Māori society is fundamentally socio-centric, meaning that collective survival and group interests take precedence over that of the individual. On a project we move together as one in one waka. It means that sometimes things take longer, but that is the nature of how we are. When we are together as one, we go further than if we are alone.
The Aroha Model
Our Aroha model was gifted to us by our kaimahi Māori at Springload. It provides a holistic way to solve complex issues through a te ao Māori lens. It is guided by the interconnections and interrelationships between people, our environment, our genealogy and our future aspirations.
The journey begins with an exchange in te taiao (the physical and spiritual environment). At this part of our journey we will draw on the knowledge of our tūpuna, the mātauranga gifted to us, and the tikanga and values instilled in us, to make assessment, seek clarity, co-create and ideate to create pathways forward.
We will nurture these ideas until we reach a point of whakamāramatanga (understanding), then refine them into concepts that inform how we approach whakatinana (embodiment). This will allow our creation to take shape.
Throughout this process, we uplift the mauri (life force) and wairua (spirit) of our goals and aspirations as we seek out work towards our future state, with hā (breath) encapsulating everything we co-create. At each stage, we will look back on the journey and the whakapapa that has been created.
At the base of our mahi, supporting the aroha model is our cultural foundation. When describing a digital design process, we typically refer to this diagram (see image below) made up of the desirability (our people), the feasibility (technology) and the viability (business). We realised this diagram is missing a key element — the cultural foundation.
When you put a cultural foundation into your mahi the overall result is that the work feels authentic and genuine.
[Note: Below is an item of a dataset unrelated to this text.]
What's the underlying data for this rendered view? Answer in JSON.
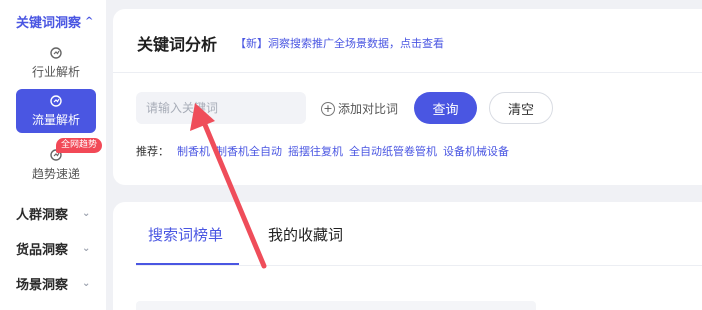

Culture is everything. It is about how we interact with one another on the project and the products we make.
Having a cultural foundation means we focus on partnership, on whakawhanaungatanga and manaakitanga right from the start of the project. We begin with a clear intention, our why for the project and then build a narrative structure that will flow throughout the product we are making. This narrative structure is a place to tell our stories and weave a conceptual grounding to the product. In theory, the narrative would then be felt when experiencing the design, woven through every mark, every interaction and every word.
We are only at the start of our journey in understanding how to replace Human-Centred Design with a model for Aotearoa. Many across the globe are starting to think about equity-centred design to reshape and reform how we work.
Together we can build a new way of imagining our future that helps to rebuild the past we have come from and shape a future that we are proud to have our mokopuna be a part of.